WHAT IS BEING ASKED
From the material beneath, pull every line with the word "ffffff".

━━ AVAILABLE RECORDS

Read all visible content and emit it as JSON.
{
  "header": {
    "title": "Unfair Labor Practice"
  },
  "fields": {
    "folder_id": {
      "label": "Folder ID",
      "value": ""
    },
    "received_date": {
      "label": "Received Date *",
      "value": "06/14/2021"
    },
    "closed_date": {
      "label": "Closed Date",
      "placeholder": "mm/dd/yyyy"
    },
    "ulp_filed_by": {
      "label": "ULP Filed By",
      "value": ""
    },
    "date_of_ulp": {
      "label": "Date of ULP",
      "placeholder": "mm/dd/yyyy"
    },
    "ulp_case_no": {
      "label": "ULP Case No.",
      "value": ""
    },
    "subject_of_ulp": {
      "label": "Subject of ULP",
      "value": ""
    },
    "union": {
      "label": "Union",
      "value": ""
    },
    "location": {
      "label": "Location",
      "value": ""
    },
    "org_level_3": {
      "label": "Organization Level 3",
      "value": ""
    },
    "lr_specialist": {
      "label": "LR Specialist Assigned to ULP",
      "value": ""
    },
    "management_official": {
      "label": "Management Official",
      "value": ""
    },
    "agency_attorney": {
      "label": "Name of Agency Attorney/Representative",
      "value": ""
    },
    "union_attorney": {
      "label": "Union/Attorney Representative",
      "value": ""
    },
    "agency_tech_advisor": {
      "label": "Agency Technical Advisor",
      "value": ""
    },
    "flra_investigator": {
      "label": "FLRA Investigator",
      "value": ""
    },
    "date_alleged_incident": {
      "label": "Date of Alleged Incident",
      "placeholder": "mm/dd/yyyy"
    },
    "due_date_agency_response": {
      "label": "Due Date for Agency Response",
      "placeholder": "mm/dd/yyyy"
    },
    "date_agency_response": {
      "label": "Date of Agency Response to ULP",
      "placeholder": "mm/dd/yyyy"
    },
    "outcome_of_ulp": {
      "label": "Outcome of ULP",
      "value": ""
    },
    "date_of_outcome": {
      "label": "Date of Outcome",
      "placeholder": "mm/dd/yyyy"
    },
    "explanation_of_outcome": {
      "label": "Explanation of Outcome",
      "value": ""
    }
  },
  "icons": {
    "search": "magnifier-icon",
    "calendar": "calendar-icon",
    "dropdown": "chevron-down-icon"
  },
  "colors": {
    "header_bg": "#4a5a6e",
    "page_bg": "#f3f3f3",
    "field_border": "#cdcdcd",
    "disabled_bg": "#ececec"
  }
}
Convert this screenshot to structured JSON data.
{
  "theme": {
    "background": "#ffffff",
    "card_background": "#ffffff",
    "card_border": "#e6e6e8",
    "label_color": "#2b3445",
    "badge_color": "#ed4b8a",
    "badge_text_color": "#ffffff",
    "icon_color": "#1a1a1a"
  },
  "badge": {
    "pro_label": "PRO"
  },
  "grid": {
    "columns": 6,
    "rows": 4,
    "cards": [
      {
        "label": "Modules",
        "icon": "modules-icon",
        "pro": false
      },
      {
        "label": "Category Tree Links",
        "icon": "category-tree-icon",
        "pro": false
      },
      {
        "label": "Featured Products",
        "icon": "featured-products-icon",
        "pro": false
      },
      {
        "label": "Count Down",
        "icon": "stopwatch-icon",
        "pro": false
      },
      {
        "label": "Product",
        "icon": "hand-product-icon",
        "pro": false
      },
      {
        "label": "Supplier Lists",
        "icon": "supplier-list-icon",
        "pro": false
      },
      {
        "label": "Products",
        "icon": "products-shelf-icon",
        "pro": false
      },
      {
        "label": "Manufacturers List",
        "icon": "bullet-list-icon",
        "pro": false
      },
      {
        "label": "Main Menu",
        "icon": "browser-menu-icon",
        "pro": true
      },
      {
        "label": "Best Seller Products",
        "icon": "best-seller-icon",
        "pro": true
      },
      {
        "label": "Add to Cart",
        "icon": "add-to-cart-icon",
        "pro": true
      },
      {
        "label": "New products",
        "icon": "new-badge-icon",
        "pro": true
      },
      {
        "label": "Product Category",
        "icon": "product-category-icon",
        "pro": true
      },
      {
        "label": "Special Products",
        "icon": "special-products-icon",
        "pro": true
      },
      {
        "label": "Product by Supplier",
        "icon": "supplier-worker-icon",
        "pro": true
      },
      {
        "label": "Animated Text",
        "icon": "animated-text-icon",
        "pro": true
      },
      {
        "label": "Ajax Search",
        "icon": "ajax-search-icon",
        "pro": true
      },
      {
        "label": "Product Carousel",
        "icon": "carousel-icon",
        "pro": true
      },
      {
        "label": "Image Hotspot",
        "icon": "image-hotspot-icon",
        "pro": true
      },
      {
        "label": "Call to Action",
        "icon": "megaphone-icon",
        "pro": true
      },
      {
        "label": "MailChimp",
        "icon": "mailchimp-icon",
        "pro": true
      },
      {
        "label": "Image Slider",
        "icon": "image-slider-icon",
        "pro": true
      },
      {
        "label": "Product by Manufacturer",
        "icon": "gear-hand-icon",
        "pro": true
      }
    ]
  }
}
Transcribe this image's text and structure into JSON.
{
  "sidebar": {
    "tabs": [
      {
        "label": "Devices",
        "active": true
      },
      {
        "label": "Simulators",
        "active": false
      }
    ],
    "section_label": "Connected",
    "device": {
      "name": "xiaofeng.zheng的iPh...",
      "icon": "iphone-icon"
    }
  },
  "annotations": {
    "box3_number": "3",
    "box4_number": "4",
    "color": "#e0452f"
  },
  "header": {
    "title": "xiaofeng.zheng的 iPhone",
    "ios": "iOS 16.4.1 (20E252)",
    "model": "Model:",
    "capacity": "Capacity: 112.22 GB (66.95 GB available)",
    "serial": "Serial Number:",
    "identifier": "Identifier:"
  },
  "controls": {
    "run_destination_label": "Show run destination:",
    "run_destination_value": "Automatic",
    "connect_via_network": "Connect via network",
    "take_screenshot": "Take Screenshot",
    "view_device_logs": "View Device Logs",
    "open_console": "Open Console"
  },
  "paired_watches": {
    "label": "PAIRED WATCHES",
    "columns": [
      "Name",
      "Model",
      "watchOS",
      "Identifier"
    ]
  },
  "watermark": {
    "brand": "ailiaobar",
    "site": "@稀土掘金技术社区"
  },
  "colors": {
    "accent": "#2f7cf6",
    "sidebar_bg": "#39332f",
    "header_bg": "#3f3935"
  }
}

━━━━

TASK RESULT
    "background": "#ffffff",
    "card_background": "#ffffff",
    "badge_text_color": "#ffffff",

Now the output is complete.